PowerShell is your friend, here. Due to the fact, there is no GUI, you need to execute a few commands to install SNMP service in Windows Server Core.
If you are unsure if SNMP is already installed on your Windows Server Core, you can run the following command to verify it. The “Available” means that service is available, and “Installed” that is installed.
Run the following command to install SNMP Service and press Enter.
You can verify the status of the SNMP service by typing the following command. As you can see SNMP Service is successfully installed.
If you also want to install SNMP WMI Provider, type the following command and press Enter.
Install-WindowsFeature SNMP-Service -IncludeAllSubFeature
You have successfully installed SNMP Service. Now it is time for the configuration part.
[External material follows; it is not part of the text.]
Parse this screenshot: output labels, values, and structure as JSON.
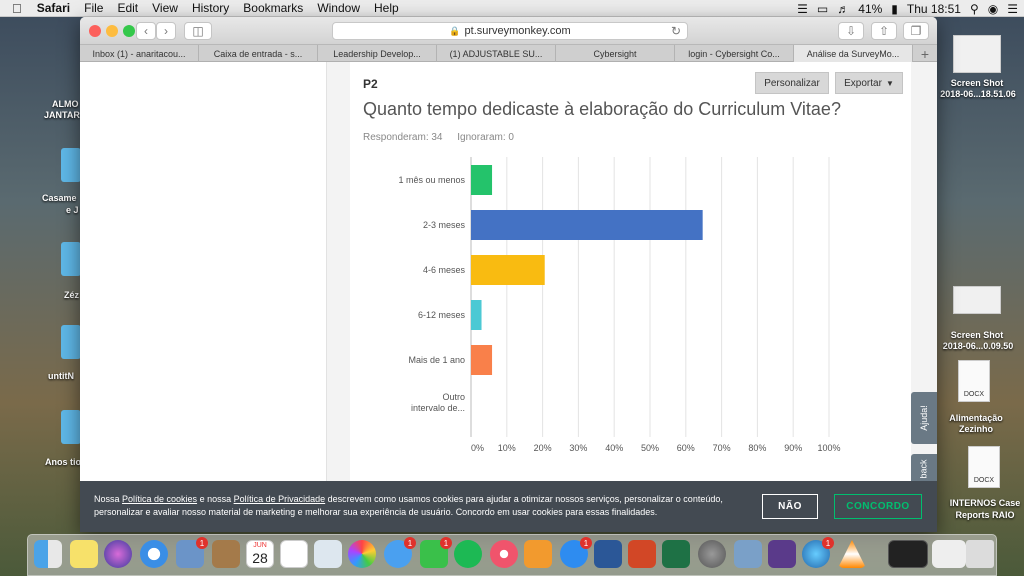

Step 2: Configure SNMP Service
There are no PowerShell cmdlets for SNMP administration, hence you need to do create and edit a few registry keys. The registry key for configuring SNMP is located at
However, we can make it easier. Instead of playing with PowerShell and registry keys, you can remotely access SNMP service from Server Manager or MMC (Microsoft Management Console). Connect to one of the Windows Servers that is GUI-based, MMC, and follow the procedure below. If you want to do it using Server Manager, you need to navigate to Server Manager > Tools > Services > Actions > Connect to another computer and continue from step 4.
- Search for mmc and run it.
- Click on File > Add/Remove Snap-in…
- Select Service and then click on Add >
- Select Another computer and type DNS or IP address of Windows Server Core adn then click Finish. You can also click on Browse and select the machine from your domain.
- Click OK to confirm adding remote service to MMC console.
- Expand Services and navigate to SNMP Service and then Right click > Properties.
- Click on the Security tab to configure community string and ACL.
- Click on Add… under Community to create a community string. In my case, the community string is called prtgnetworkmonitor
- Select Accept SNMP packets from these hosts and click Add… to add the IP of your NMS (Network Monitoring Solution). In my case, the IP is 192.168.88.21 which is my PRTG Core Server. This means Windows machine will only accept SNMP communication coming and going to my NMS.
- Click Apply and OK and you are done.
Now you can monitor your Windows Server Core using SNMP, or SNMP Traps (requires additional configuration). In my case below, I am monitoring several metrics (uptime, CPU load, RAM, HDD usage, network traffic, and DNS service) by using PRTG and SNMP.
I hope you enjoyed this article as I did. If you think this might interesting to your friends and network, please share it using the social media button below. Thank you.
Mark D Gilbert
March 17, 2022 at 07:30
It would still be helpful to have powershell commands in order to automate this on fleets of servers . ..
March 20, 2022 at 20:54
Thank you for your comment, Mark. I agree. There are a few PowerShell scripts out there that can be used to automate installation.
For sake of sharing; In case SNMP is installed, and you want to change configuration on all machines, you can do it easily using GPO: https://techwithjasmin.com/monitoring/automate-snmp-configuration-in-windows-domain-network.